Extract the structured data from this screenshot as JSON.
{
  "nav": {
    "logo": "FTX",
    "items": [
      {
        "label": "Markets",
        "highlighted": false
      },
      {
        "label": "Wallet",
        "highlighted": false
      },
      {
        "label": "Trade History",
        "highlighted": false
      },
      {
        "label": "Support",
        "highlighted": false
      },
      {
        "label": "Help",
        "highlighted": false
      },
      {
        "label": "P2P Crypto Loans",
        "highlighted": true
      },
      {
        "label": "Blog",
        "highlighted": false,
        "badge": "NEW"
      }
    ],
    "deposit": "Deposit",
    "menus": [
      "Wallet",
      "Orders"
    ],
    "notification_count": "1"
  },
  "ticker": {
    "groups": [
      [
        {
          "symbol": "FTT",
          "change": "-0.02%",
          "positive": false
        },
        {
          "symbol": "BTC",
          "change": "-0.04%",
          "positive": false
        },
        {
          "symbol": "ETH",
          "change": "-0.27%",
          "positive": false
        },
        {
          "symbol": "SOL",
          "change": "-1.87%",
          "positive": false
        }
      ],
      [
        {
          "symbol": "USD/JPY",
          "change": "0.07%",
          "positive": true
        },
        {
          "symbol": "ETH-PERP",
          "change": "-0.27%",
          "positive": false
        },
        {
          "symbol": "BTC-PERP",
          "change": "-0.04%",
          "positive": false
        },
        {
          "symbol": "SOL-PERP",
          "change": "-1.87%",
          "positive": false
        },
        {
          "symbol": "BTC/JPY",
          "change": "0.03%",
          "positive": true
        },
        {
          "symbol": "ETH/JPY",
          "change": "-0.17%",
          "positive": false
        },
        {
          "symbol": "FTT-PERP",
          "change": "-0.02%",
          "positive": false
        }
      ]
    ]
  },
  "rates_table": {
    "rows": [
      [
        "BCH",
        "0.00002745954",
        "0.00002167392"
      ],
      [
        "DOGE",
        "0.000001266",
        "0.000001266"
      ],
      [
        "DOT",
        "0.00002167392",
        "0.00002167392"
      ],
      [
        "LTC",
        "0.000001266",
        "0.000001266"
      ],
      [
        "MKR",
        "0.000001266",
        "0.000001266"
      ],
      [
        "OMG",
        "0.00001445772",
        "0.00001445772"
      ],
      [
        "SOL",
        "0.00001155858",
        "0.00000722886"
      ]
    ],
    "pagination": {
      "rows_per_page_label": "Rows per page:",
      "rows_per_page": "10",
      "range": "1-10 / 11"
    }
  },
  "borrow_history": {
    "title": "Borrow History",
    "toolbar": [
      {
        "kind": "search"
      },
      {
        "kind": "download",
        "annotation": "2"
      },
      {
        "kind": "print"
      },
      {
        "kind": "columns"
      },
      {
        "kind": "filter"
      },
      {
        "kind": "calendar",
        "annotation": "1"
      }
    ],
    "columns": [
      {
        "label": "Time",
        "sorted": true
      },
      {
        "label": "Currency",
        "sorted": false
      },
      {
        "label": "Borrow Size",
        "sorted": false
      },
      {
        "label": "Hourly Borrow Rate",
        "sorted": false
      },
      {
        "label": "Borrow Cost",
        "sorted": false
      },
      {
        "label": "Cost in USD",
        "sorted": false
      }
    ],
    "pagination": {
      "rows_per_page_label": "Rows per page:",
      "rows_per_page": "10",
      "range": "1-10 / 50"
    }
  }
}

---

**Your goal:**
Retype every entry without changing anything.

**Reply to the task:**
Extract the structured data from this screenshot as JSON.
{
  "nav": {
    "logo": "FTX",
    "items": [
      {
        "label": "Markets",
        "highlighted": false
      },
      {
        "label": "Wallet",
        "highlighted": false
      },
      {
        "label": "Trade History",
        "highlighted": false
      },
      {
        "label": "Support",
        "highlighted": false
      },
      {
        "label": "Help",
        "highlighted": false
      },
      {
        "label": "P2P Crypto Loans",
        "highlighted": true
      },
      {
        "label": "Blog",
        "highlighted": false,
        "badge": "NEW"
      }
    ],
    "deposit": "Deposit",
    "menus": [
      "Wallet",
      "Orders"
    ],
    "notification_count": "1"
  },
  "ticker": {
    "groups": [
      [
        {
          "symbol": "FTT",
          "change": "-0.02%",
          "positive": false
        },
        {
          "symbol": "BTC",
          "change": "-0.04%",
          "positive": false
        },
        {
          "symbol": "ETH",
          "change": "-0.27%",
          "positive": false
        },
        {
          "symbol": "SOL",
          "change": "-1.87%",
          "positive": false
        }
      ],
      [
        {
          "symbol": "USD/JPY",
          "change": "0.07%",
          "positive": true
        },
        {
          "symbol": "ETH-PERP",
          "change": "-0.27%",
          "positive": false
        },
        {
          "symbol": "BTC-PERP",
          "change": "-0.04%",
          "positive": false
        },
        {
          "symbol": "SOL-PERP",
          "change": "-1.87%",
          "positive": false
        },
        {
          "symbol": "BTC/JPY",
          "change": "0.03%",
          "positive": true
        },
        {
          "symbol": "ETH/JPY",
          "change": "-0.17%",
          "positive": false
        },
        {
          "symbol": "FTT-PERP",
          "change": "-0.02%",
          "positive": false
        }
      ]
    ]
  },
  "rates_table": {
    "rows": [
      [
        "BCH",
        "0.00002745954",
        "0.00002167392"
      ],
      [
        "DOGE",
        "0.000001266",
        "0.000001266"
      ],
      [
        "DOT",
        "0.00002167392",
        "0.00002167392"
      ],
      [
        "LTC",
        "0.000001266",
        "0.000001266"
      ],
      [
        "MKR",
        "0.000001266",
        "0.000001266"
      ],
      [
        "OMG",
        "0.00001445772",
        "0.00001445772"
      ],
      [
        "SOL",
        "0.00001155858",
        "0.00000722886"
      ]
    ],
    "pagination": {
      "rows_per_page_label": "Rows per page:",
      "rows_per_page": "10",
      "range": "1-10 / 11"
    }
  },
  "borrow_history": {
    "title": "Borrow History",
    "toolbar": [
      {
        "kind": "search"
      },
      {
        "kind": "download",
        "annotation": "2"
      },
      {
        "kind": "print"
      },
      {
        "kind": "columns"
      },
      {
        "kind": "filter"
      },
      {
        "kind": "calendar",
        "annotation": "1"
      }
    ],
    "columns": [
      {
        "label": "Time",
        "sorted": true
      },
      {
        "label": "Currency",
        "sorted": false
      },
      {
        "label": "Borrow Size",
        "sorted": false
      },
      {
        "label": "Hourly Borrow Rate",
        "sorted": false
      },
      {
        "label": "Borrow Cost",
        "sorted": false
      },
      {
        "label": "Cost in USD",
        "sorted": false
      }
    ],
    "pagination": {
      "rows_per_page_label": "Rows per page:",
      "rows_per_page": "10",
      "range": "1-10 / 50"
    }
  }
}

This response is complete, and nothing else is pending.